After the chaotic scene Wednesday night between Ferguson police and protesters (as well as members of the press), the Governor’s decision to put Missouri Highway Patrol in charge of security changed the whole situation, for now, and hopefully until we learn all the details of the initial shooting of 18-year-old Michael Brown.
Suddenly, everything has changed.
The heavy riot armor, the SWAT trucks with sniper posts, the hostile glares: tonight in Ferguson they were gone.
A stunning change in tone radiated through the suburban streets where protests had turned violent each of the last four evenings following the police shooting of 18-year-old Michael Brown.
But Thursday night, when more than a thousand protesters descended on the remains of QuickTrip – which was burned during riots on Sunday – they had a new leader.
The man at the front of the march, was Missouri Highway Patrol Capt. Ronald S. Johnson, a Ferguson native.
“I’m not afraid to be in this crowd,” Johnson declared to reporters.
Protesters said they were still angry, demanding justice for Brown and answers from local police about why he was shot and who the offending officer was.
But, they said, Johnson’s willingness to physically interact with them, rid the streets of heavy police equipment, and help them coordinate protests was a welcome change in tone.

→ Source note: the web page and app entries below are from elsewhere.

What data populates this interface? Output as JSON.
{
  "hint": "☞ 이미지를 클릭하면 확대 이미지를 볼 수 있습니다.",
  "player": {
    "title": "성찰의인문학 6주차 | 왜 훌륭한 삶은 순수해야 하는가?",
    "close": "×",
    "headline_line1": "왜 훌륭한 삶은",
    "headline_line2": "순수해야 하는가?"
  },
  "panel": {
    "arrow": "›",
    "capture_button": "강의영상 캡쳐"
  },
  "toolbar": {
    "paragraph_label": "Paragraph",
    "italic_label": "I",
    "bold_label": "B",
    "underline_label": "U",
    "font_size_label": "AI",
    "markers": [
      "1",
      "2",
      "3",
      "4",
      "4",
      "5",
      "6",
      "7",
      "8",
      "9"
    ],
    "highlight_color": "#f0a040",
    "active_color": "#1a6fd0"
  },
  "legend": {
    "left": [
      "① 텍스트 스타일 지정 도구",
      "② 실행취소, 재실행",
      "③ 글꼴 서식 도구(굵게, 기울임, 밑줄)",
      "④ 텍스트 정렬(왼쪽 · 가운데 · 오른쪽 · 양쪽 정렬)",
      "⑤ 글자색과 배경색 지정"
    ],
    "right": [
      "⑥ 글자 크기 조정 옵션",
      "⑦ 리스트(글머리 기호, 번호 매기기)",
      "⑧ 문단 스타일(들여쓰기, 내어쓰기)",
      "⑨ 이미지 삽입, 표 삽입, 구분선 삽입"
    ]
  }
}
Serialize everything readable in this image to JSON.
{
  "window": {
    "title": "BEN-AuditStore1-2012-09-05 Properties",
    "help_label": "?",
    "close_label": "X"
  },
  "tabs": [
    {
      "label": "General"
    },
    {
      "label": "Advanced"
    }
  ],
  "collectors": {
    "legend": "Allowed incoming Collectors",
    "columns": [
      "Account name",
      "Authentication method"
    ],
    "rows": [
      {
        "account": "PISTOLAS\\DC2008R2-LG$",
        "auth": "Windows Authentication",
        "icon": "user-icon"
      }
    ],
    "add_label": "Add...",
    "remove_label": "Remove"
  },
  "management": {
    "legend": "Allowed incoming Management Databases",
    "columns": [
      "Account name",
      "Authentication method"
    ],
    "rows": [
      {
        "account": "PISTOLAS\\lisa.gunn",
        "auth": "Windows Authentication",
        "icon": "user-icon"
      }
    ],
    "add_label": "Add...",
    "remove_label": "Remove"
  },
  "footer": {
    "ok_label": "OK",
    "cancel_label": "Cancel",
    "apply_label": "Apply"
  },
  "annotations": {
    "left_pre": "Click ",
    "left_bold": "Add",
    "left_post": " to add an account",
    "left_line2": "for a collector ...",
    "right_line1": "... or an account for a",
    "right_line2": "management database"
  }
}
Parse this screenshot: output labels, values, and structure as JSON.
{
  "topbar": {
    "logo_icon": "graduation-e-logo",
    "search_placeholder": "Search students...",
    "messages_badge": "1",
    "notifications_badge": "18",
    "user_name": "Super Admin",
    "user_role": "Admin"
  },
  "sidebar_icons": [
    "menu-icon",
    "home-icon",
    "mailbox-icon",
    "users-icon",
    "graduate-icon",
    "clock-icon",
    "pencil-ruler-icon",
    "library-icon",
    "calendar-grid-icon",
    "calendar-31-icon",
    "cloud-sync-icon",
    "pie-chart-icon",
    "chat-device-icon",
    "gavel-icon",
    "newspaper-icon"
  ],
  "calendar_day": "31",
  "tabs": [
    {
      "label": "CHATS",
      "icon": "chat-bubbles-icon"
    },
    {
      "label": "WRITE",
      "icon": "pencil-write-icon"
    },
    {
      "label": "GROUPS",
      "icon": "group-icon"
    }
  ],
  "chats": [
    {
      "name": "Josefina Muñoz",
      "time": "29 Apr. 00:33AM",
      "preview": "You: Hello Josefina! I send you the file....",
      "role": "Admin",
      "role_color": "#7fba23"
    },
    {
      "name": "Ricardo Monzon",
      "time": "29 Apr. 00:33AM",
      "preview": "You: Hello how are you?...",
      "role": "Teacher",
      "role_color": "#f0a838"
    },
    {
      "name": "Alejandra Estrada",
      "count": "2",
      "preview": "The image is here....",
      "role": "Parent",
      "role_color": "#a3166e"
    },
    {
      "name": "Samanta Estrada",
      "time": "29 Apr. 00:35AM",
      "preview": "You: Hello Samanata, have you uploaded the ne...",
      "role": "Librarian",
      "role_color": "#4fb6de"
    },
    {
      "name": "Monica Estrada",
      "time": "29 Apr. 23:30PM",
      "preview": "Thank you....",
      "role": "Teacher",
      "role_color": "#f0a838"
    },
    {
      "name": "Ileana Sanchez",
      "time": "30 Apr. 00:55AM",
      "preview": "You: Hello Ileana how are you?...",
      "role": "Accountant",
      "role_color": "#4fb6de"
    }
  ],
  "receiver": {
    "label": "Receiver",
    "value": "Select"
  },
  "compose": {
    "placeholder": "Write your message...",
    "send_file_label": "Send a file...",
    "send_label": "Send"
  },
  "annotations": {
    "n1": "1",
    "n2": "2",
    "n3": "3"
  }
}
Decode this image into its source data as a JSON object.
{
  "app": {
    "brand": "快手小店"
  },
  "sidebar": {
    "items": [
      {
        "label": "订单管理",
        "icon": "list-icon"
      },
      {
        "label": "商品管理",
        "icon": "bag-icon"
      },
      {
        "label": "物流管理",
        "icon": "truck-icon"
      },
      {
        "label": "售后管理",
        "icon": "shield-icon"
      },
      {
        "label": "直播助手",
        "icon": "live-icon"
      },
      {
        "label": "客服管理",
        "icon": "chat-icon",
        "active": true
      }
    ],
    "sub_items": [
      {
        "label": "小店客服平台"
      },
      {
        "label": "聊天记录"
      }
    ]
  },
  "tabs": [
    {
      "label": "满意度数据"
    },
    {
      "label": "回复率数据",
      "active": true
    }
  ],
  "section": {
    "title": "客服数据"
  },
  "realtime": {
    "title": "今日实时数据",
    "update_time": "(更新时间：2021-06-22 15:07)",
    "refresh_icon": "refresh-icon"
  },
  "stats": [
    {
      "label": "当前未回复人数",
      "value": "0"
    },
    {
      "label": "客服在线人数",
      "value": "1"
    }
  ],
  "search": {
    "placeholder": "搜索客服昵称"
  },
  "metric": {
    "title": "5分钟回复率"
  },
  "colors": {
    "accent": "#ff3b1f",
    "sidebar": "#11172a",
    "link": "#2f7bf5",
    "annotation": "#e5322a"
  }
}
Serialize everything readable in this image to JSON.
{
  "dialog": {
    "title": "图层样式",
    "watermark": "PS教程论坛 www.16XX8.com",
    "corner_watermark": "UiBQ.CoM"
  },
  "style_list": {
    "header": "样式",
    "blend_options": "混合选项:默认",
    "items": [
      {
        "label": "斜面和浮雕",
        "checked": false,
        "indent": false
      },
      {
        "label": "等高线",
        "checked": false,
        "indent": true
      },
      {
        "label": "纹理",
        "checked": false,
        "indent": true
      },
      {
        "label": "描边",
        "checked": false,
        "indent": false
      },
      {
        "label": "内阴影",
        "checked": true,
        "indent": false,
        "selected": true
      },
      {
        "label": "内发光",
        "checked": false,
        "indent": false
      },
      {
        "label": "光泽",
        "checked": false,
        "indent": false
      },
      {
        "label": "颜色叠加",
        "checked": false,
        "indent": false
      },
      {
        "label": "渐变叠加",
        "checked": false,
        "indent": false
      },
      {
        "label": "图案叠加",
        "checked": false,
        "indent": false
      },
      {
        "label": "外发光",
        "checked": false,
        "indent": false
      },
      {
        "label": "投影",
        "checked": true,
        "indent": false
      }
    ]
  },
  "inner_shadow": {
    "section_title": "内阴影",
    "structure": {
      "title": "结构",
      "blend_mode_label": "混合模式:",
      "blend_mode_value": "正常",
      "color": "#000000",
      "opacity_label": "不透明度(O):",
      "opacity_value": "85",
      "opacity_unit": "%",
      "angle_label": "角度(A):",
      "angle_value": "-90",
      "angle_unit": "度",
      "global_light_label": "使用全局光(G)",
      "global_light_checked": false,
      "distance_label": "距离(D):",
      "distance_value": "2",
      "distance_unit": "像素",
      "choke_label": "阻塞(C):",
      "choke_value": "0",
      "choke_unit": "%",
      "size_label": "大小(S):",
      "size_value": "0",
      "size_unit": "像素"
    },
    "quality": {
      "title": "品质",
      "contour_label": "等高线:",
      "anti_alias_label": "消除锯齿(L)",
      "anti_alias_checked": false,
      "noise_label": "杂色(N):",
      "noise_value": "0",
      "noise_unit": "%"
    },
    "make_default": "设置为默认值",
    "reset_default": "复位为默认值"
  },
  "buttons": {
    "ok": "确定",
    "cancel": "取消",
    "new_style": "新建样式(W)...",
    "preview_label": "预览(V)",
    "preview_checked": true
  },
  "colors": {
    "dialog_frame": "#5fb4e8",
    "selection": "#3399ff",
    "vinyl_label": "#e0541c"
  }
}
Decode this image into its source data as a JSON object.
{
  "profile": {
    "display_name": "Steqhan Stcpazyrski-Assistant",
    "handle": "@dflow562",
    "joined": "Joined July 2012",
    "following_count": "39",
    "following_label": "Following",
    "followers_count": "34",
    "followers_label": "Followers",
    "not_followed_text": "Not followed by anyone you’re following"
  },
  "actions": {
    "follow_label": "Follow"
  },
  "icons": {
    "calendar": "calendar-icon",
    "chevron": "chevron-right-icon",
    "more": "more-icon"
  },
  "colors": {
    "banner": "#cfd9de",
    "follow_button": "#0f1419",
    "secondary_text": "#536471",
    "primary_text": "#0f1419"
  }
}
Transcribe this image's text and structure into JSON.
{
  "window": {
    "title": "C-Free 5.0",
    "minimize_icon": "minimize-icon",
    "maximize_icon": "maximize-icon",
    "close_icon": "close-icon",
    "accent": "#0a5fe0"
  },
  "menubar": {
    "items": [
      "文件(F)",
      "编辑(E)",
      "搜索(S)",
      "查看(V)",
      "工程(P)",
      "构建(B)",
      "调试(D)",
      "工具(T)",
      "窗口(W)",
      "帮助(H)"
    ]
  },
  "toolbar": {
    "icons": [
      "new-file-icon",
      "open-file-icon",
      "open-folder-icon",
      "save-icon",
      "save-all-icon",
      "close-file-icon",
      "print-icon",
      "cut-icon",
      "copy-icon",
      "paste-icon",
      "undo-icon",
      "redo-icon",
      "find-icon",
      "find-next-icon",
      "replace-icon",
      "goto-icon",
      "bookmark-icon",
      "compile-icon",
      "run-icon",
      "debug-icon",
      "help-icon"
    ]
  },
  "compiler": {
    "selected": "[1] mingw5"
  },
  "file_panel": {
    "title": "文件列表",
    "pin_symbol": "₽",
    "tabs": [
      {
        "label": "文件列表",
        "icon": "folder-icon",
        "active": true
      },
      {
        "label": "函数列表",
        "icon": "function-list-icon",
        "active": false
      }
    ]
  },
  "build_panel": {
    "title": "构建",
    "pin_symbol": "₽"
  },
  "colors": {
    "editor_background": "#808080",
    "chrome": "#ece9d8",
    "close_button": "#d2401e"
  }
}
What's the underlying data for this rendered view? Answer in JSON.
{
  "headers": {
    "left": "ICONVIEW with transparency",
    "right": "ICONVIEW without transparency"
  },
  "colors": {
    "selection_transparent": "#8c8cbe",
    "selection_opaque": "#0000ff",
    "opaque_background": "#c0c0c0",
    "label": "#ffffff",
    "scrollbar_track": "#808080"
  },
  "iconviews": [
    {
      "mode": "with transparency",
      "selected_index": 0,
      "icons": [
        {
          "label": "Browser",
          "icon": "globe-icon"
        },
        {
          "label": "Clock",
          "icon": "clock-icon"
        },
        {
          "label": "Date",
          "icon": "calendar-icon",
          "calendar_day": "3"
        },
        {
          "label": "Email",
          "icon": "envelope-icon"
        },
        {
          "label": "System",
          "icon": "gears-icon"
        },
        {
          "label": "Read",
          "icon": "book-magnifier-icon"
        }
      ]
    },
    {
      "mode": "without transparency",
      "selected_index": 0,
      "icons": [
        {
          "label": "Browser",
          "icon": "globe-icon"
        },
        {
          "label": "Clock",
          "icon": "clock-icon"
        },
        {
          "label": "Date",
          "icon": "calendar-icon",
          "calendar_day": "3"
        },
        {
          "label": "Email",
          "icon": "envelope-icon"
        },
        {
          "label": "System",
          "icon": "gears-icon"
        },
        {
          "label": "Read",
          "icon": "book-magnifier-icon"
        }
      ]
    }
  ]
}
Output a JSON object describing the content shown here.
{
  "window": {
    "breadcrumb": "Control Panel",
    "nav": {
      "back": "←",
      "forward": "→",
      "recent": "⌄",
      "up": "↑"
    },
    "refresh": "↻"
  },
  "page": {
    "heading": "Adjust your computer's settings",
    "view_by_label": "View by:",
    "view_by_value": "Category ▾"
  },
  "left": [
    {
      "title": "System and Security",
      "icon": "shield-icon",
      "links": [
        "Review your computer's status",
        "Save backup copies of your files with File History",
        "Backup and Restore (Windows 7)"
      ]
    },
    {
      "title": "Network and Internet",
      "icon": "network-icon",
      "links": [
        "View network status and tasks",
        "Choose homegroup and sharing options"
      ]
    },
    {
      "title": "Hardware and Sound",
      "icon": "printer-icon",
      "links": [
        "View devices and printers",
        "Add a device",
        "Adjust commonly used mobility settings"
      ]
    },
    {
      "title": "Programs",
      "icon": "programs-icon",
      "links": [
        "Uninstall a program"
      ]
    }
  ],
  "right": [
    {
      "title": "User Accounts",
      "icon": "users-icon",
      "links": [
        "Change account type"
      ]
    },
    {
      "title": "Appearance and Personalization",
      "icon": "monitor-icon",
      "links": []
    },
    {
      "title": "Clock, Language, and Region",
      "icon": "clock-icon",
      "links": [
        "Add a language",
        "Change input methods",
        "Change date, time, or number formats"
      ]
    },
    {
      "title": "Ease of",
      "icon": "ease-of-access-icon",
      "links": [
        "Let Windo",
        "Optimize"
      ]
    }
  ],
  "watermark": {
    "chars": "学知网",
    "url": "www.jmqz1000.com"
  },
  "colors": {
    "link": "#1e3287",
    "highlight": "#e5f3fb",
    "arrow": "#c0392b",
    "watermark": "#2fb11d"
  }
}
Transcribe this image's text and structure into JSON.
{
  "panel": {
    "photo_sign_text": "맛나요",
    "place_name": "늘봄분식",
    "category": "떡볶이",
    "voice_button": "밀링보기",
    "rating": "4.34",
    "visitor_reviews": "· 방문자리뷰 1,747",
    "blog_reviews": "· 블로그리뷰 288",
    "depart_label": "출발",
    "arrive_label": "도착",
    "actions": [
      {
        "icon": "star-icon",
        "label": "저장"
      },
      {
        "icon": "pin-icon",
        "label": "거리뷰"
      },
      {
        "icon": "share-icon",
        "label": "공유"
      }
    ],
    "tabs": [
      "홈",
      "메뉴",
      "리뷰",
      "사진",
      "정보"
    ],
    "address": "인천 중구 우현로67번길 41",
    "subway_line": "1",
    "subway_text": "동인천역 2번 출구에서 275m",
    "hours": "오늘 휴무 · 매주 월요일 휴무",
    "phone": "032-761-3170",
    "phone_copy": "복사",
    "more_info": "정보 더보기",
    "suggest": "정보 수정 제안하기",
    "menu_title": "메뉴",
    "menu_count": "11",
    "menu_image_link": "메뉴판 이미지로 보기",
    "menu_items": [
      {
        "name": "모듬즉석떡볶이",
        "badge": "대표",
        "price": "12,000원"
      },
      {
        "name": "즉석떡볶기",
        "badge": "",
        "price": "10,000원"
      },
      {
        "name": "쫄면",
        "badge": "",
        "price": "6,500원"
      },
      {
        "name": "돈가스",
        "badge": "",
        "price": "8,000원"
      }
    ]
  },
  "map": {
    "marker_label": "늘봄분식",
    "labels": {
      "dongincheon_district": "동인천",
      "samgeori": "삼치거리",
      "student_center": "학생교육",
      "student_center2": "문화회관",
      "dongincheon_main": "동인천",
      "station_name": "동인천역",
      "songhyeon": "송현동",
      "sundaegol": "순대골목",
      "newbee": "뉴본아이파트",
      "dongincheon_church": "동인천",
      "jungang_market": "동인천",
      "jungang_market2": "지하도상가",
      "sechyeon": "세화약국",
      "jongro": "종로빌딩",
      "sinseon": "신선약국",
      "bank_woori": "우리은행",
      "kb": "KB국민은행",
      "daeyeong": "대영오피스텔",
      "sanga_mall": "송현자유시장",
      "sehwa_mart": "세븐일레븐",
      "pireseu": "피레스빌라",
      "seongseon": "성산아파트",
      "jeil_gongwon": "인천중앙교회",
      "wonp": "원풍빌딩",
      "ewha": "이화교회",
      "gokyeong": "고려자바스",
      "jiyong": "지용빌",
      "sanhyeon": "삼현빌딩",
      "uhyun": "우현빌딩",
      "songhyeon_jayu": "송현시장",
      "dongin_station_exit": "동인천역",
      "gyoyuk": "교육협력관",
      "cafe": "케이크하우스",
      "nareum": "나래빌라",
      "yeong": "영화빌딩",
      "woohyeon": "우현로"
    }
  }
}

It’s amazing how removing the war machines deployed by Ferguson police lowered tensions by so much in such a quick period of time.
According to Lowery, officers working crowd patrol were ordered to remove their gas masks. Instead, police walked along with the crowd in regular uniforms, as the protesters peacefully made their point.
The police have announced they plan on releasing the officer’s name who was involved in the shooting incident that set-off the chaos in Ferguson this week. Let us hope last night’s peace continues to hold as we learn more details about the shooting.